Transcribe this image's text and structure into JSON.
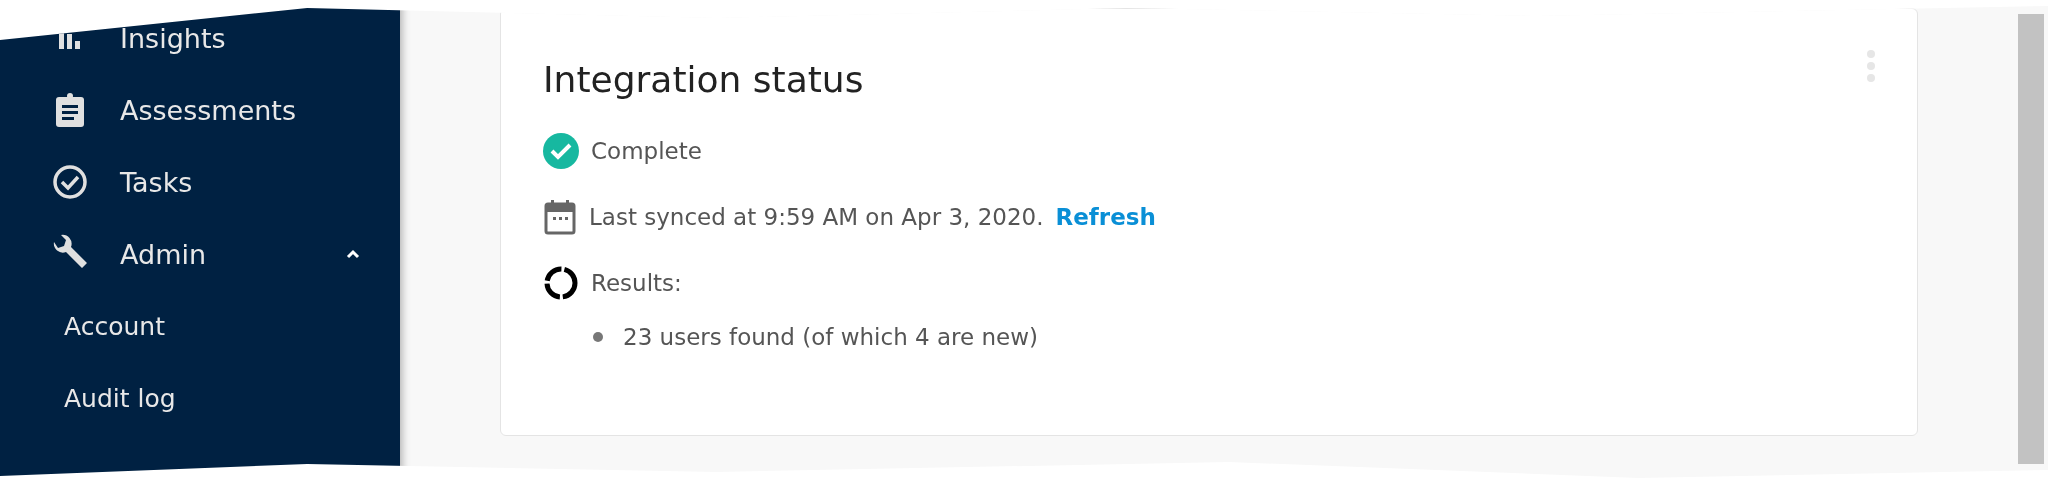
{
  "sidebar": {
    "items": [
      {
        "label": "Insights"
      },
      {
        "label": "Assessments"
      },
      {
        "label": "Tasks"
      },
      {
        "label": "Admin",
        "expanded": true,
        "children": [
          {
            "label": "Account"
          },
          {
            "label": "Audit log"
          }
        ]
      }
    ]
  },
  "card": {
    "title": "Integration status",
    "status": "Complete",
    "sync_text": "Last synced at 9:59 AM on Apr 3, 2020.",
    "refresh_link": "Refresh",
    "results_label": "Results:",
    "results": [
      "23 users found (of which 4 are new)"
    ]
  }
}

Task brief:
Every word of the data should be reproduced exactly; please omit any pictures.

Completed task:
Transcribe this image's text and structure into JSON.
{
  "sidebar": {
    "items": [
      {
        "label": "Insights"
      },
      {
        "label": "Assessments"
      },
      {
        "label": "Tasks"
      },
      {
        "label": "Admin",
        "expanded": true,
        "children": [
          {
            "label": "Account"
          },
          {
            "label": "Audit log"
          }
        ]
      }
    ]
  },
  "card": {
    "title": "Integration status",
    "status": "Complete",
    "sync_text": "Last synced at 9:59 AM on Apr 3, 2020.",
    "refresh_link": "Refresh",
    "results_label": "Results:",
    "results": [
      "23 users found (of which 4 are new)"
    ]
  }
}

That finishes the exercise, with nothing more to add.